§ **EXERCISE OBJECTIVE**: Every line of the records that holds the word "name" should be copied out.

--- DATASET RECORDS Enclosed Below ---

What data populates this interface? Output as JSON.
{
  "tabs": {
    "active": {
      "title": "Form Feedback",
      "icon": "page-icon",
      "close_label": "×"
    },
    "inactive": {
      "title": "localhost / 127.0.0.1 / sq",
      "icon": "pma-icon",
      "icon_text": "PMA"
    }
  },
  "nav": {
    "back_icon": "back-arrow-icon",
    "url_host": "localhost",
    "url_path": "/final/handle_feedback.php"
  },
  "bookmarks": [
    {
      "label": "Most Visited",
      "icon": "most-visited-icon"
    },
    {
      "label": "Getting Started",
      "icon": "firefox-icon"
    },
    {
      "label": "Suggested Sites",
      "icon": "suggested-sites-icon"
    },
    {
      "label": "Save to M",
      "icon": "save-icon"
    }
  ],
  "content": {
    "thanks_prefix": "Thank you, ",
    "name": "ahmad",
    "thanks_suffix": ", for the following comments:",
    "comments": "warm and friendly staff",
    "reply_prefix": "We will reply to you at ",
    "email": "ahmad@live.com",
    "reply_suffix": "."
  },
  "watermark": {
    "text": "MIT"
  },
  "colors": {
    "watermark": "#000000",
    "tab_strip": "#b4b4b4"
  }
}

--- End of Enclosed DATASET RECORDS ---
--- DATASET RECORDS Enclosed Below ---

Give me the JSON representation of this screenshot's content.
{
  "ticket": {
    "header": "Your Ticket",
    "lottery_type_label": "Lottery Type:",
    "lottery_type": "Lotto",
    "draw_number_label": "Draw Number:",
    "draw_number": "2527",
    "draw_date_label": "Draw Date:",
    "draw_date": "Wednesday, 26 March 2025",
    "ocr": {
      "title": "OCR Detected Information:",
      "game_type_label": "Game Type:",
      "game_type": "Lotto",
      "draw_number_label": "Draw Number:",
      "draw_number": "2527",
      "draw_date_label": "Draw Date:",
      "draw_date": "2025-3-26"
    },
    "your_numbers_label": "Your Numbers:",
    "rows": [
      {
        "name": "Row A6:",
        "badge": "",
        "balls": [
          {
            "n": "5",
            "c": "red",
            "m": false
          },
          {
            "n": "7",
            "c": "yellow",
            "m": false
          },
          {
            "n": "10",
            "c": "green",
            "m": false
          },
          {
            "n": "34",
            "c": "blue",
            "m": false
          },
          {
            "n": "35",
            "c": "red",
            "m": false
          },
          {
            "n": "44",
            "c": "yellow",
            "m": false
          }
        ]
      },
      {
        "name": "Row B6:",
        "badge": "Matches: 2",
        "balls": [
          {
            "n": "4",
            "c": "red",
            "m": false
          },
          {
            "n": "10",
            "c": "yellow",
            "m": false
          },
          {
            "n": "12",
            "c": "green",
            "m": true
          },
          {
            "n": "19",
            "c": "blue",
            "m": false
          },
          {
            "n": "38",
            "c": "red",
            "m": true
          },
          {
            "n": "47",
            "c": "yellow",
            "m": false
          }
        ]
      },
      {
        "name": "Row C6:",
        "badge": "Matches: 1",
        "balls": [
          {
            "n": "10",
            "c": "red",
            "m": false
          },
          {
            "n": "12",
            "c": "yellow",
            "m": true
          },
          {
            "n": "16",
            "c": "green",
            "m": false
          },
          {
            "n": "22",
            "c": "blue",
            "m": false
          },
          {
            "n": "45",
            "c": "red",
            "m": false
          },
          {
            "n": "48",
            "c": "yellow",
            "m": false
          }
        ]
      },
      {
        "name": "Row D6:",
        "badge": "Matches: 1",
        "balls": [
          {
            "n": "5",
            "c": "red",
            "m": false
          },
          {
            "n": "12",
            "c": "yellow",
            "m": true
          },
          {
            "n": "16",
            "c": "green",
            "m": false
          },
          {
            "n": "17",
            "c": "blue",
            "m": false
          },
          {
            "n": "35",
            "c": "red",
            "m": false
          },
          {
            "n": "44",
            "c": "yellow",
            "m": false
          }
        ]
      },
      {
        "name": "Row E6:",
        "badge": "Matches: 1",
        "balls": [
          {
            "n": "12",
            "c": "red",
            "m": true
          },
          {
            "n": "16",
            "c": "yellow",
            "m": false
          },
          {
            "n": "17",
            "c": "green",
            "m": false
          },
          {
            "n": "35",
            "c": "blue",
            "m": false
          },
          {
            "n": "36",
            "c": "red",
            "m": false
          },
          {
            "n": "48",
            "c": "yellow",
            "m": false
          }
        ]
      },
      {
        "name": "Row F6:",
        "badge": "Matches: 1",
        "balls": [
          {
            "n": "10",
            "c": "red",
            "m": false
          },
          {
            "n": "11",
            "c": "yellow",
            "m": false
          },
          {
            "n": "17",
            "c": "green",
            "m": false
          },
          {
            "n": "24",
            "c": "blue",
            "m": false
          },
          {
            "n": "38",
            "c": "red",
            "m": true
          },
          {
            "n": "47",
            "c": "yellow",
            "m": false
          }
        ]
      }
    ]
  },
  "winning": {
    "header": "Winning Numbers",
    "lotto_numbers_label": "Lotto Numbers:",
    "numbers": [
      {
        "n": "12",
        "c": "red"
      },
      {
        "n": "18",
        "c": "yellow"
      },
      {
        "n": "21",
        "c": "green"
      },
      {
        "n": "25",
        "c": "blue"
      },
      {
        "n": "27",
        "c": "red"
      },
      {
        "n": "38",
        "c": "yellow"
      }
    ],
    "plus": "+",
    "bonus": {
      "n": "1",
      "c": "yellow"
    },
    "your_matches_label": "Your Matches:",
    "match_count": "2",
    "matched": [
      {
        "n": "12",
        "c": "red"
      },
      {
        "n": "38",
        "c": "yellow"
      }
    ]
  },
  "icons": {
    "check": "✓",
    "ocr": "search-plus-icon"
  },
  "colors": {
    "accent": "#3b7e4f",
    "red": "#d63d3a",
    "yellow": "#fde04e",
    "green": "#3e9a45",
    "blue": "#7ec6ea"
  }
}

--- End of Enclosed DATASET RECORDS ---

§ **EXERCISE SOLUTION**:
    "name": "ahmad",
        "name": "Row A6:",
        "name": "Row B6:",
        "name": "Row C6:",
        "name": "Row D6:",
        "name": "Row E6:",
        "name": "Row F6:",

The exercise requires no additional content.